Component data from apps and pages
*****
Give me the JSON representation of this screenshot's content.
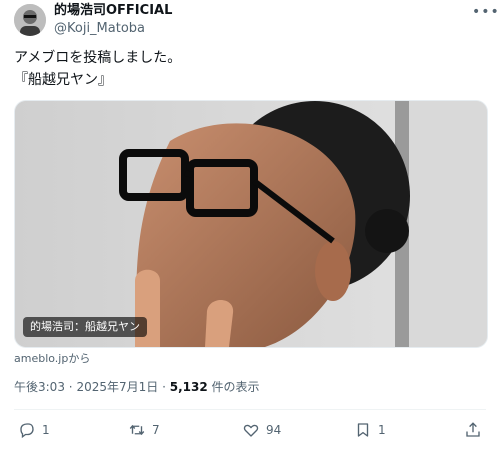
{
  "author": {
    "display_name": "的場浩司OFFICIAL",
    "handle": "@Koji_Matoba"
  },
  "post": {
    "text_line_1": "アメブロを投稿しました。",
    "text_line_2": "『船越兄ヤン』",
    "media_caption": "的場浩司：船越兄ヤン",
    "source": "ameblo.jpから",
    "time": "午後3:03",
    "separator": "·",
    "date": "2025年7月1日",
    "views_count": "5,132",
    "views_label": "件の表示"
  },
  "actions": {
    "replies": "1",
    "reposts": "7",
    "likes": "94",
    "bookmarks": "1"
  },
  "icons": [
    "avatar-photo",
    "more-icon",
    "reply-icon",
    "repost-icon",
    "like-icon",
    "bookmark-icon",
    "share-icon"
  ],
  "colors": {
    "text": "#0f1419",
    "secondary": "#536471",
    "divider": "#eff3f4"
  }
}
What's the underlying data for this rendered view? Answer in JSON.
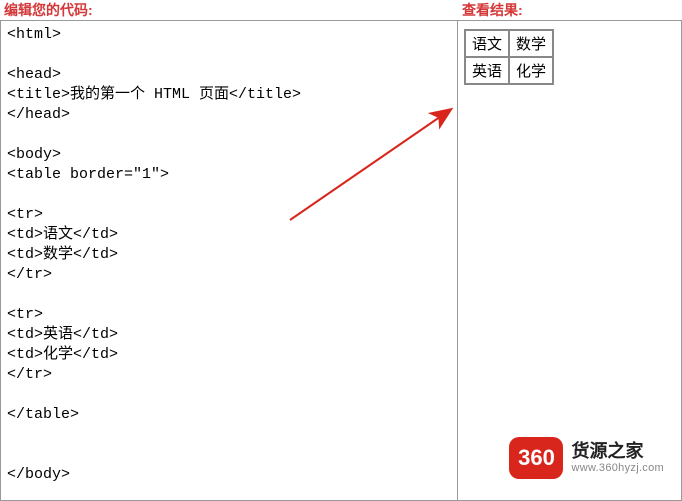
{
  "left": {
    "title": "编辑您的代码:",
    "code": "<html>\n\n<head>\n<title>我的第一个 HTML 页面</title>\n</head>\n\n<body>\n<table border=\"1\">\n\n<tr>\n<td>语文</td>\n<td>数学</td>\n</tr>\n\n<tr>\n<td>英语</td>\n<td>化学</td>\n</tr>\n\n</table>\n\n\n</body>\n"
  },
  "right": {
    "title": "查看结果:",
    "table": {
      "rows": [
        [
          "语文",
          "数学"
        ],
        [
          "英语",
          "化学"
        ]
      ]
    }
  },
  "logo": {
    "box": "360",
    "cn": "货源之家",
    "url": "www.360hyzj.com"
  }
}
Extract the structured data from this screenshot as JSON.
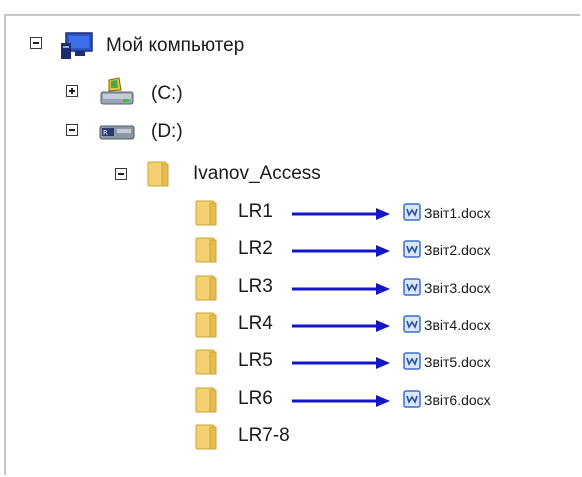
{
  "tree": {
    "root": {
      "label": "Мой компьютер",
      "expanded": true
    },
    "drive_c": {
      "label": "(C:)",
      "expanded": false
    },
    "drive_d": {
      "label": "(D:)",
      "expanded": true
    },
    "folder_main": {
      "label": "Ivanov_Access",
      "expanded": true
    },
    "lab_folders": [
      {
        "label": "LR1",
        "file": "Звіт1.docx"
      },
      {
        "label": "LR2",
        "file": "Звіт2.docx"
      },
      {
        "label": "LR3",
        "file": "Звіт3.docx"
      },
      {
        "label": "LR4",
        "file": "Звіт4.docx"
      },
      {
        "label": "LR5",
        "file": "Звіт5.docx"
      },
      {
        "label": "LR6",
        "file": "Звіт6.docx"
      },
      {
        "label": "LR7-8",
        "file": ""
      }
    ]
  },
  "colors": {
    "arrow": "#1414c8",
    "folder": "#f3d27a",
    "doc": "#3b6fc9"
  }
}
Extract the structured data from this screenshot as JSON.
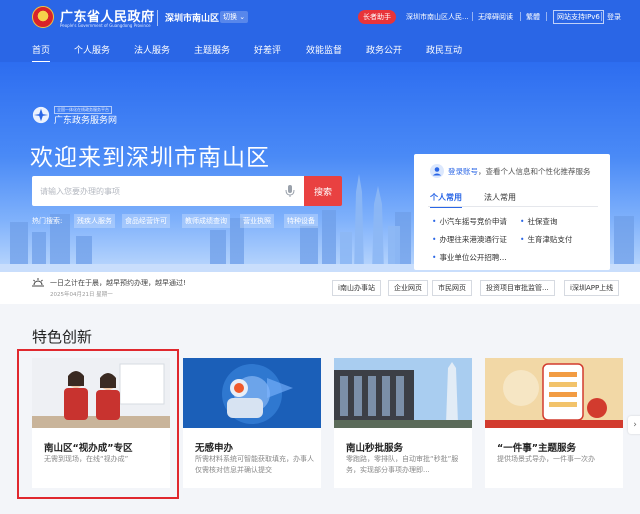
{
  "header": {
    "site_title": "广东省人民政府",
    "site_subtitle": "People's Government of Guangdong Province",
    "city": "深圳市南山区",
    "switch_label": "切换",
    "elder_mode": "长者助手",
    "breadcrumb": "深圳市南山区人民...",
    "accessibility": "无障碍阅读",
    "traditional": "繁體",
    "ipv6": "网站支持IPv6",
    "login": "登录"
  },
  "nav": [
    "首页",
    "个人服务",
    "法人服务",
    "主题服务",
    "好差评",
    "效能监督",
    "政务公开",
    "政民互动"
  ],
  "hero": {
    "portal_tag": "全国一体化在线政务服务平台",
    "portal_name": "广东政务服务网",
    "welcome": "欢迎来到深圳市南山区",
    "search_placeholder": "请输入您要办理的事项",
    "search_button": "搜索",
    "hot_label": "热门搜索:",
    "hot_tags": [
      "残疾人服务",
      "食品经营许可",
      "教师成绩查询",
      "营业执照",
      "特种设备"
    ]
  },
  "login_card": {
    "link": "登录账号",
    "text": "，查看个人信息和个性化推荐服务",
    "tabs": [
      "个人常用",
      "法人常用"
    ],
    "services": [
      "小汽车摇号竞价申请",
      "社保查询",
      "办理往来港澳通行证",
      "生育津贴支付",
      "事业单位公开招聘..."
    ]
  },
  "notice": {
    "text": "一日之计在于晨，越早预约办理，越早通过!",
    "date": "2025年04月21日 星期一",
    "buttons": [
      "i南山办事站",
      "企业网页",
      "市民网页",
      "投资项目审批监管...",
      "i深圳APP上线"
    ]
  },
  "features": {
    "title": "特色创新",
    "cards": [
      {
        "title": "南山区“视办成”专区",
        "desc": "无需到现场，在线“视办成”"
      },
      {
        "title": "无感申办",
        "desc": "所需材料系统可智能获取填充，办事人仅需核对信息并确认提交"
      },
      {
        "title": "南山秒批服务",
        "desc": "零跑路，零排队，自动审批“秒批”服务，实现部分事项办理即..."
      },
      {
        "title": "“一件事”主题服务",
        "desc": "提供场景式导办，一件事一次办"
      }
    ],
    "next_arrow": "›"
  },
  "colors": {
    "brand_blue": "#2a66e6",
    "accent_red": "#e94141"
  }
}
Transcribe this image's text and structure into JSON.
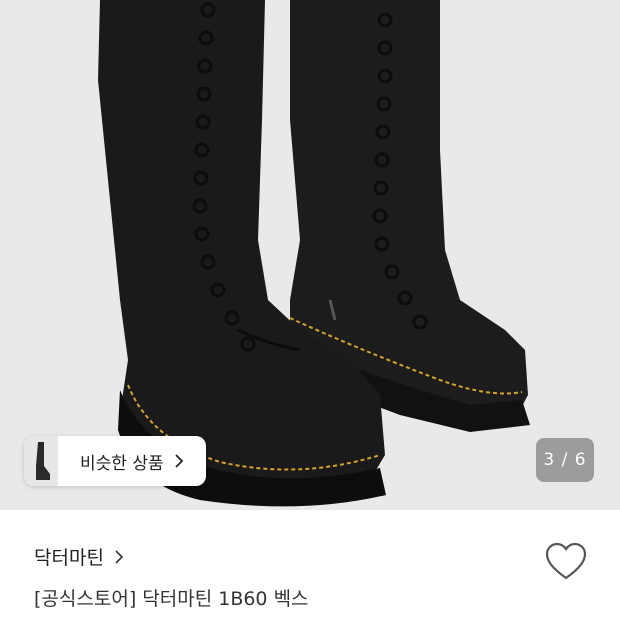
{
  "gallery": {
    "counter": "3 / 6"
  },
  "similar": {
    "label": "비슷한 상품"
  },
  "product": {
    "brand": "닥터마틴",
    "title": "[공식스토어] 닥터마틴 1B60 벡스"
  },
  "icons": {
    "similar_chevron": "chevron-right-icon",
    "brand_chevron": "chevron-right-icon",
    "wishlist": "heart-outline-icon"
  },
  "colors": {
    "photo_bg": "#e9e9eb",
    "leather": "#1a1a1b",
    "stitch": "#d9a520"
  }
}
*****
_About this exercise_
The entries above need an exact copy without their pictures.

_Task answer_
Give me the JSON representation of this screenshot's content.
{
  "author": {
    "display_name": "的場浩司OFFICIAL",
    "handle": "@Koji_Matoba"
  },
  "post": {
    "text_line_1": "アメブロを投稿しました。",
    "text_line_2": "『船越兄ヤン』",
    "media_caption": "的場浩司：船越兄ヤン",
    "source": "ameblo.jpから",
    "time": "午後3:03",
    "separator": "·",
    "date": "2025年7月1日",
    "views_count": "5,132",
    "views_label": "件の表示"
  },
  "actions": {
    "replies": "1",
    "reposts": "7",
    "likes": "94",
    "bookmarks": "1"
  },
  "icons": [
    "avatar-photo",
    "more-icon",
    "reply-icon",
    "repost-icon",
    "like-icon",
    "bookmark-icon",
    "share-icon"
  ],
  "colors": {
    "text": "#0f1419",
    "secondary": "#536471",
    "divider": "#eff3f4"
  }
}
What's the underlying data for this rendered view? Answer in JSON.
{
  "left": {
    "title": "编辑您的代码:",
    "code": "<html>\n\n<head>\n<title>我的第一个 HTML 页面</title>\n</head>\n\n<body>\n<table border=\"1\">\n\n<tr>\n<td>语文</td>\n<td>数学</td>\n</tr>\n\n<tr>\n<td>英语</td>\n<td>化学</td>\n</tr>\n\n</table>\n\n\n</body>\n"
  },
  "right": {
    "title": "查看结果:",
    "table": {
      "rows": [
        [
          "语文",
          "数学"
        ],
        [
          "英语",
          "化学"
        ]
      ]
    }
  },
  "logo": {
    "box": "360",
    "cn": "货源之家",
    "url": "www.360hyzj.com"
  }
}
Extract the structured data from this screenshot as JSON.
{
  "tree": {
    "root": {
      "label": "Мой компьютер",
      "expanded": true
    },
    "drive_c": {
      "label": "(C:)",
      "expanded": false
    },
    "drive_d": {
      "label": "(D:)",
      "expanded": true
    },
    "folder_main": {
      "label": "Ivanov_Access",
      "expanded": true
    },
    "lab_folders": [
      {
        "label": "LR1",
        "file": "Звіт1.docx"
      },
      {
        "label": "LR2",
        "file": "Звіт2.docx"
      },
      {
        "label": "LR3",
        "file": "Звіт3.docx"
      },
      {
        "label": "LR4",
        "file": "Звіт4.docx"
      },
      {
        "label": "LR5",
        "file": "Звіт5.docx"
      },
      {
        "label": "LR6",
        "file": "Звіт6.docx"
      },
      {
        "label": "LR7-8",
        "file": ""
      }
    ]
  },
  "colors": {
    "arrow": "#1414c8",
    "folder": "#f3d27a",
    "doc": "#3b6fc9"
  }
}
Extract the structured data from this screenshot as JSON.
{
  "header": {
    "site_title": "广东省人民政府",
    "site_subtitle": "People's Government of Guangdong Province",
    "city": "深圳市南山区",
    "switch_label": "切换",
    "elder_mode": "长者助手",
    "breadcrumb": "深圳市南山区人民...",
    "accessibility": "无障碍阅读",
    "traditional": "繁體",
    "ipv6": "网站支持IPv6",
    "login": "登录"
  },
  "nav": [
    "首页",
    "个人服务",
    "法人服务",
    "主题服务",
    "好差评",
    "效能监督",
    "政务公开",
    "政民互动"
  ],
  "hero": {
    "portal_tag": "全国一体化在线政务服务平台",
    "portal_name": "广东政务服务网",
    "welcome": "欢迎来到深圳市南山区",
    "search_placeholder": "请输入您要办理的事项",
    "search_button": "搜索",
    "hot_label": "热门搜索:",
    "hot_tags": [
      "残疾人服务",
      "食品经营许可",
      "教师成绩查询",
      "营业执照",
      "特种设备"
    ]
  },
  "login_card": {
    "link": "登录账号",
    "text": "，查看个人信息和个性化推荐服务",
    "tabs": [
      "个人常用",
      "法人常用"
    ],
    "services": [
      "小汽车摇号竞价申请",
      "社保查询",
      "办理往来港澳通行证",
      "生育津贴支付",
      "事业单位公开招聘..."
    ]
  },
  "notice": {
    "text": "一日之计在于晨，越早预约办理，越早通过!",
    "date": "2025年04月21日 星期一",
    "buttons": [
      "i南山办事站",
      "企业网页",
      "市民网页",
      "投资项目审批监管...",
      "i深圳APP上线"
    ]
  },
  "features": {
    "title": "特色创新",
    "cards": [
      {
        "title": "南山区“视办成”专区",
        "desc": "无需到现场，在线“视办成”"
      },
      {
        "title": "无感申办",
        "desc": "所需材料系统可智能获取填充，办事人仅需核对信息并确认提交"
      },
      {
        "title": "南山秒批服务",
        "desc": "零跑路，零排队，自动审批“秒批”服务，实现部分事项办理即..."
      },
      {
        "title": "“一件事”主题服务",
        "desc": "提供场景式导办，一件事一次办"
      }
    ],
    "next_arrow": "›"
  },
  "colors": {
    "brand_blue": "#2a66e6",
    "accent_red": "#e94141"
  }
}
Transcribe this image's text and structure into JSON.
{
  "gallery": {
    "counter": "3 / 6"
  },
  "similar": {
    "label": "비슷한 상품"
  },
  "product": {
    "brand": "닥터마틴",
    "title": "[공식스토어] 닥터마틴 1B60 벡스"
  },
  "icons": {
    "similar_chevron": "chevron-right-icon",
    "brand_chevron": "chevron-right-icon",
    "wishlist": "heart-outline-icon"
  },
  "colors": {
    "photo_bg": "#e9e9eb",
    "leather": "#1a1a1b",
    "stitch": "#d9a520"
  }
}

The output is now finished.